From listening to his answers, it was easy to discern the questions:
"Yes, I feel comfortable. . . . Yes, I enjoy the weather. . . . I feel fine. . . . Yes, in Russia, we have big ice and here it is small ice and a more physical game. . . . Yes, I'm looking forward to playing against Crosby, but just as much I'm looking forward to playing against all the other players in the NHL. . . . The coach knows best. . . . Spaghetti."
Sometimes Ovechkin has questions of his own.
To a Capitals publicist he inquired: "Do I have to go some place to pay this?"
He had gotten his first parking ticket.
He drives a new white Cadillac Escalade, which should ease his commute to Piney Orchard for practice after he moves to a home he bought in Arlington.
Besides, his long drive to practice and back will be temporary. This time next year, the Capitals expect to be in a new practice rink under construction in Arlington. Ovechkin preferred to get settled in one place right away.
For his 20th birthday, on Sept. 17, his mother cooked meat and soup, and later toasted her son. "Be yourself," she said, raising a glass. "You come to a new city, a new country, new people, just enjoy it."
"I want to enjoy," he added, "to enjoy this time, enjoy the team, enjoy the NHL."
He had to admit, though, he was nervous making his first appearance for the Capitals. On Sept. 21, he took the ice at MCI Center for an exhibition game against Buffalo. Only a few thousand people were in the seats to see the team's new No. 8. That was his mother's number, too, when she played basketball. He wears a gold chain with two gold pendants, a crucifix and a No. 8.
"When I play the first period," he said, "I cannot believe I play in the NHL. I take the puck and my hands are, like, I can't do this. Second period, I feel good."
He proved he could be physical, knocking one of the Sabres into the boards and taking control of the puck.
But the way defenders double-teamed him, making things as difficult for him as they could, suggested this was how it would be throughout the regular season. He did well, anyway, and last Friday at MCI Center, he did even better.
Late that afternoon, he drove through the city in his sport-utility vehicle, Russian techno music blaring, no one recognizing him except for a recent acquaintance who pulled up alongside and waved. Ovechkin waved back. He kept time to the sounds, clearing his mind to play.
And play he did -- although it was against a makeshift Penguins team resting its best players. He found the back of the net on two rebounds and a turnover -- his shots were hard and precise. Although he prefers to crash the net, he uncorked a slap shot from the point that might have been a fourth goal, but he happily settled for the assist when it deflected off Halpern's stick.
Reporters surrounded him afterward, one asking if four points made this a time to celebrate.
He looked puzzled.
"We have next game tomorrow," he said.
He amiably answered more questions, except for one he didn't understand, then headed for the showers, looking very much at home. He's been getting more and more comfortable.

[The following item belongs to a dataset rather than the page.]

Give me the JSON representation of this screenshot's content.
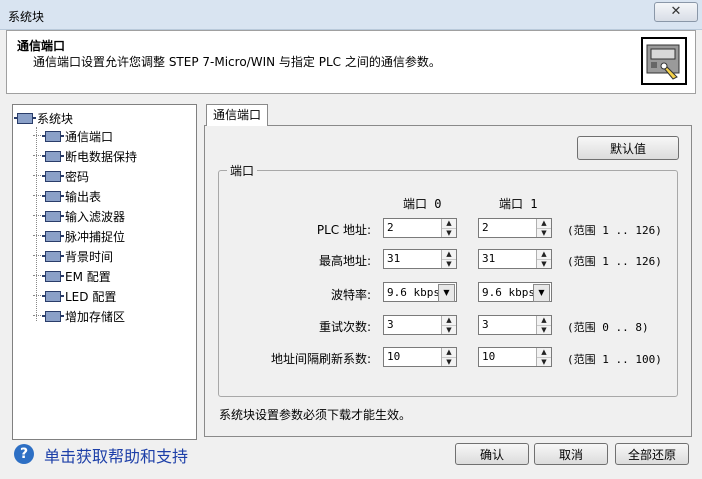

One day recently, he was relaxed and talking with a reporter in a room at Piney Orchard. Suddenly, there was a pounding at the door and a voice on the other side: "Let me in. Let me in."
It was Zubrus.
"He is my ride," Zubrus said, bursting in. "I am late already. I must catch a train."
A train? It sounded dubious, but, indeed, Zubrus had to make a quick trip to Philadelphia and wanted Ovechkin to drop him at the BWI rail station.
Zubrus got behind the wheel of Ovechkin's SUV.
"He doesn't know the way," Zubrus said.
But how would Ovechkin find his way back from BWI?
When he got his SUV, Ovechkin programmed three pertinent destinations into its navigation system: his parents' apartment, Piney Orchard and MCI Center.
The rookie from afar was not about to lose his way.